## Goal of the exercise
When you print the records below, keep every word exact and leave out the images.
*** Data to use Section Begins ***
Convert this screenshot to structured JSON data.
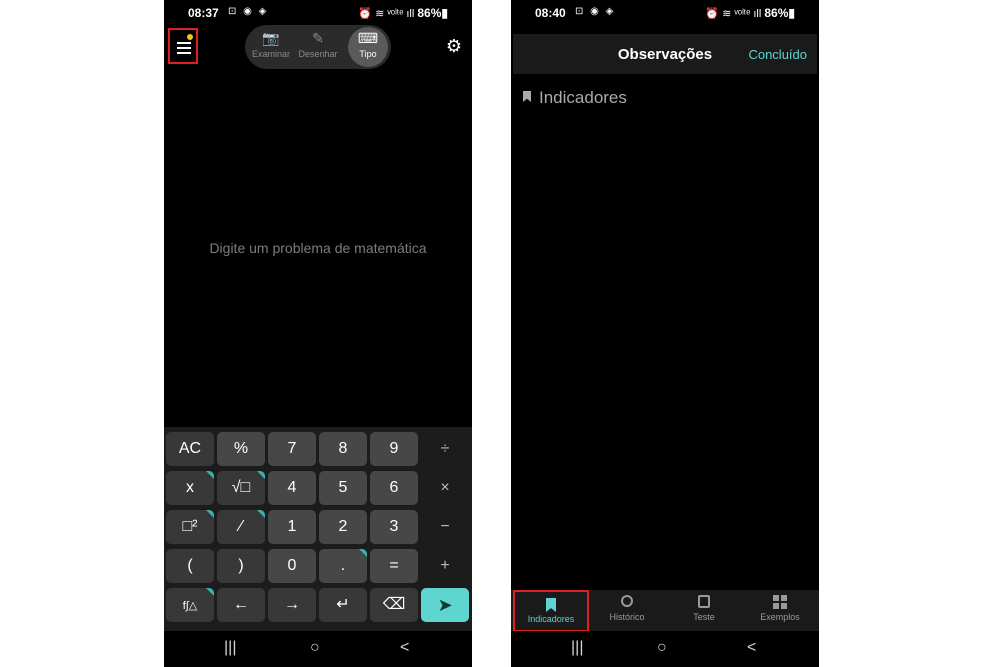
{
  "left": {
    "status": {
      "time": "08:37",
      "small_icons": "⊡ ◉ ◈",
      "right_icons": "⏰ ≋ ᵛᵒˡᵗᵉ ıll",
      "battery": "86%▮"
    },
    "modes": [
      {
        "label": "Examinar",
        "icon": "camera-icon",
        "glyph": "📷"
      },
      {
        "label": "Desenhar",
        "icon": "hand-draw-icon",
        "glyph": "✎"
      },
      {
        "label": "Tipo",
        "icon": "keyboard-icon",
        "glyph": "⌨"
      }
    ],
    "settings_glyph": "⚙",
    "prompt": "Digite um problema de matemática",
    "keys": [
      [
        "AC",
        "%",
        "7",
        "8",
        "9",
        "÷"
      ],
      [
        "x",
        "√□",
        "4",
        "5",
        "6",
        "×"
      ],
      [
        "□²",
        "⁄",
        "1",
        "2",
        "3",
        "−"
      ],
      [
        "(",
        ")",
        "0",
        ".",
        "=",
        "+"
      ],
      [
        "f∫△",
        "←",
        "→",
        "↵",
        "⌫",
        "➤"
      ]
    ]
  },
  "right": {
    "status": {
      "time": "08:40",
      "small_icons": "⊡ ◉ ◈",
      "right_icons": "⏰ ≋ ᵛᵒˡᵗᵉ ıll",
      "battery": "86%▮"
    },
    "header": {
      "title": "Observações",
      "done": "Concluído"
    },
    "section": "Indicadores",
    "tabs": [
      {
        "label": "Indicadores",
        "icon": "bookmark-icon"
      },
      {
        "label": "Histórico",
        "icon": "history-icon"
      },
      {
        "label": "Teste",
        "icon": "test-icon"
      },
      {
        "label": "Exemplos",
        "icon": "grid-icon"
      }
    ]
  },
  "navbar": {
    "recent": "|||",
    "home": "○",
    "back": "<"
  }
}
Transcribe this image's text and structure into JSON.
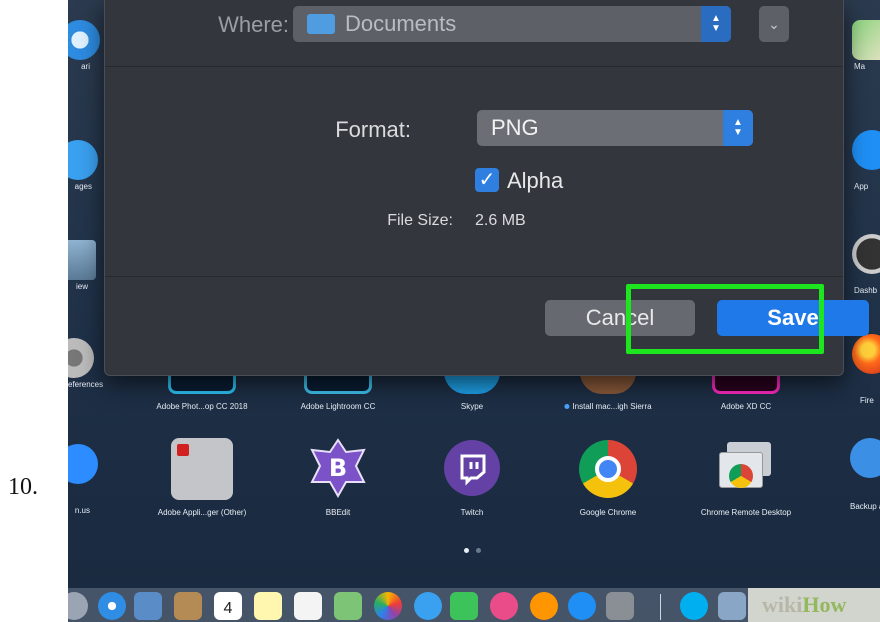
{
  "step_number": "10.",
  "dialog": {
    "where_label": "Where:",
    "where_value": "Documents",
    "format_label": "Format:",
    "format_value": "PNG",
    "alpha_label": "Alpha",
    "alpha_checked": true,
    "filesize_label": "File Size:",
    "filesize_value": "2.6 MB",
    "cancel_label": "Cancel",
    "save_label": "Save"
  },
  "side_apps_left": [
    {
      "label": "ari",
      "icon": "safari-icon"
    },
    {
      "label": "ages",
      "icon": "messages-icon"
    },
    {
      "label": "iew",
      "icon": "preview-icon"
    },
    {
      "label": "eferences",
      "icon": "system-preferences-icon"
    },
    {
      "label": "n.us",
      "icon": "zoom-icon"
    }
  ],
  "side_apps_right": [
    {
      "label": "Ma",
      "icon": "maps-icon"
    },
    {
      "label": "App",
      "icon": "app-store-icon"
    },
    {
      "label": "Dashb",
      "icon": "dashboard-icon"
    },
    {
      "label": "Fire",
      "icon": "firefox-icon"
    },
    {
      "label": "Backup and...",
      "icon": "backup-icon"
    }
  ],
  "launchpad_row1": [
    {
      "label": "Adobe Phot...op CC 2018"
    },
    {
      "label": "Adobe Lightroom CC"
    },
    {
      "label": "Skype"
    },
    {
      "label": "Install mac...igh Sierra"
    },
    {
      "label": "Adobe XD CC"
    }
  ],
  "launchpad_row2": [
    {
      "label": "Adobe Appli...ger (Other)",
      "icon": "adobe-app-manager-icon"
    },
    {
      "label": "BBEdit",
      "icon": "bbedit-icon"
    },
    {
      "label": "Twitch",
      "icon": "twitch-icon"
    },
    {
      "label": "Google Chrome",
      "icon": "chrome-icon"
    },
    {
      "label": "Chrome Remote Desktop",
      "icon": "chrome-remote-desktop-icon"
    }
  ],
  "dock": {
    "calendar_day": "4",
    "watermark_wiki": "wiki",
    "watermark_how": "How"
  },
  "colors": {
    "accent": "#2f7fe0",
    "highlight": "#1ee61e",
    "dialog_bg": "#33373d"
  }
}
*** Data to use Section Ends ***
## Solved exercise
Convert this screenshot to structured JSON data.
{
  "left": {
    "status": {
      "time": "08:37",
      "small_icons": "⊡ ◉ ◈",
      "right_icons": "⏰ ≋ ᵛᵒˡᵗᵉ ıll",
      "battery": "86%▮"
    },
    "modes": [
      {
        "label": "Examinar",
        "icon": "camera-icon",
        "glyph": "📷"
      },
      {
        "label": "Desenhar",
        "icon": "hand-draw-icon",
        "glyph": "✎"
      },
      {
        "label": "Tipo",
        "icon": "keyboard-icon",
        "glyph": "⌨"
      }
    ],
    "settings_glyph": "⚙",
    "prompt": "Digite um problema de matemática",
    "keys": [
      [
        "AC",
        "%",
        "7",
        "8",
        "9",
        "÷"
      ],
      [
        "x",
        "√□",
        "4",
        "5",
        "6",
        "×"
      ],
      [
        "□²",
        "⁄",
        "1",
        "2",
        "3",
        "−"
      ],
      [
        "(",
        ")",
        "0",
        ".",
        "=",
        "+"
      ],
      [
        "f∫△",
        "←",
        "→",
        "↵",
        "⌫",
        "➤"
      ]
    ]
  },
  "right": {
    "status": {
      "time": "08:40",
      "small_icons": "⊡ ◉ ◈",
      "right_icons": "⏰ ≋ ᵛᵒˡᵗᵉ ıll",
      "battery": "86%▮"
    },
    "header": {
      "title": "Observações",
      "done": "Concluído"
    },
    "section": "Indicadores",
    "tabs": [
      {
        "label": "Indicadores",
        "icon": "bookmark-icon"
      },
      {
        "label": "Histórico",
        "icon": "history-icon"
      },
      {
        "label": "Teste",
        "icon": "test-icon"
      },
      {
        "label": "Exemplos",
        "icon": "grid-icon"
      }
    ]
  },
  "navbar": {
    "recent": "|||",
    "home": "○",
    "back": "<"
  }
}
Transcribe this image's text and structure into JSON.
{
  "step_number": "10.",
  "dialog": {
    "where_label": "Where:",
    "where_value": "Documents",
    "format_label": "Format:",
    "format_value": "PNG",
    "alpha_label": "Alpha",
    "alpha_checked": true,
    "filesize_label": "File Size:",
    "filesize_value": "2.6 MB",
    "cancel_label": "Cancel",
    "save_label": "Save"
  },
  "side_apps_left": [
    {
      "label": "ari",
      "icon": "safari-icon"
    },
    {
      "label": "ages",
      "icon": "messages-icon"
    },
    {
      "label": "iew",
      "icon": "preview-icon"
    },
    {
      "label": "eferences",
      "icon": "system-preferences-icon"
    },
    {
      "label": "n.us",
      "icon": "zoom-icon"
    }
  ],
  "side_apps_right": [
    {
      "label": "Ma",
      "icon": "maps-icon"
    },
    {
      "label": "App",
      "icon": "app-store-icon"
    },
    {
      "label": "Dashb",
      "icon": "dashboard-icon"
    },
    {
      "label": "Fire",
      "icon": "firefox-icon"
    },
    {
      "label": "Backup and...",
      "icon": "backup-icon"
    }
  ],
  "launchpad_row1": [
    {
      "label": "Adobe Phot...op CC 2018"
    },
    {
      "label": "Adobe Lightroom CC"
    },
    {
      "label": "Skype"
    },
    {
      "label": "Install mac...igh Sierra"
    },
    {
      "label": "Adobe XD CC"
    }
  ],
  "launchpad_row2": [
    {
      "label": "Adobe Appli...ger (Other)",
      "icon": "adobe-app-manager-icon"
    },
    {
      "label": "BBEdit",
      "icon": "bbedit-icon"
    },
    {
      "label": "Twitch",
      "icon": "twitch-icon"
    },
    {
      "label": "Google Chrome",
      "icon": "chrome-icon"
    },
    {
      "label": "Chrome Remote Desktop",
      "icon": "chrome-remote-desktop-icon"
    }
  ],
  "dock": {
    "calendar_day": "4",
    "watermark_wiki": "wiki",
    "watermark_how": "How"
  },
  "colors": {
    "accent": "#2f7fe0",
    "highlight": "#1ee61e",
    "dialog_bg": "#33373d"
  }
}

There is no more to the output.